(EXERCISE GOAL): The required result is a copy of each line below in which "title" appears.

(RECORDED DATA):
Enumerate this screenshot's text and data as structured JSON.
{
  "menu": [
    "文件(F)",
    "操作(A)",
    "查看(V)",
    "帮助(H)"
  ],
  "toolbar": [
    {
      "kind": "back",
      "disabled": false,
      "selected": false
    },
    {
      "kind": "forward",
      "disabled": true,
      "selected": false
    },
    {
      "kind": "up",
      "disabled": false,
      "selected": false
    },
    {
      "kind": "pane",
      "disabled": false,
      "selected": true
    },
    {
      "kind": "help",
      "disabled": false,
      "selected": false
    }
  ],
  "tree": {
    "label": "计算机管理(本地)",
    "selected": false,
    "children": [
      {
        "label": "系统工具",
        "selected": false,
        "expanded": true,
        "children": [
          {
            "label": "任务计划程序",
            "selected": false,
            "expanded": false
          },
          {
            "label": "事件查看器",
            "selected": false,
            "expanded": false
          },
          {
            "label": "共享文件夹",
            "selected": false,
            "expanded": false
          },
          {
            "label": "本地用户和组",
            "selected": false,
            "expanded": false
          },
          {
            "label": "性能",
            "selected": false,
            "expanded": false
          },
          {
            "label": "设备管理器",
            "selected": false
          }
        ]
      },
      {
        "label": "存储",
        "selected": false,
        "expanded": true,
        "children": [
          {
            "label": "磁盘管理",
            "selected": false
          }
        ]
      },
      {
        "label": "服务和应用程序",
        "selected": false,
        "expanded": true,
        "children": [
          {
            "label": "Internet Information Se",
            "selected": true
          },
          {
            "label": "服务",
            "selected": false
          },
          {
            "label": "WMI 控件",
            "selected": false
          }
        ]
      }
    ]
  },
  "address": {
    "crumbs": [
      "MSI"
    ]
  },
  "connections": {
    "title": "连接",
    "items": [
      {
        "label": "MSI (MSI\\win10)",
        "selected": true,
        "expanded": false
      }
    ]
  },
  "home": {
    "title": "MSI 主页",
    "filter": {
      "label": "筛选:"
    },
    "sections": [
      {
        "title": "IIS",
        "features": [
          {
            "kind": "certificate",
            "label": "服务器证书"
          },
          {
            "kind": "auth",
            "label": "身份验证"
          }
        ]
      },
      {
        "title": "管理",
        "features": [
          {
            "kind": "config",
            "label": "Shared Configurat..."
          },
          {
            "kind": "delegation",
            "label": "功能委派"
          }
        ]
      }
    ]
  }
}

(EXERCISE RESPONSE):
    "title": "连接",
    "title": "MSI 主页",
        "title": "IIS",
        "title": "管理",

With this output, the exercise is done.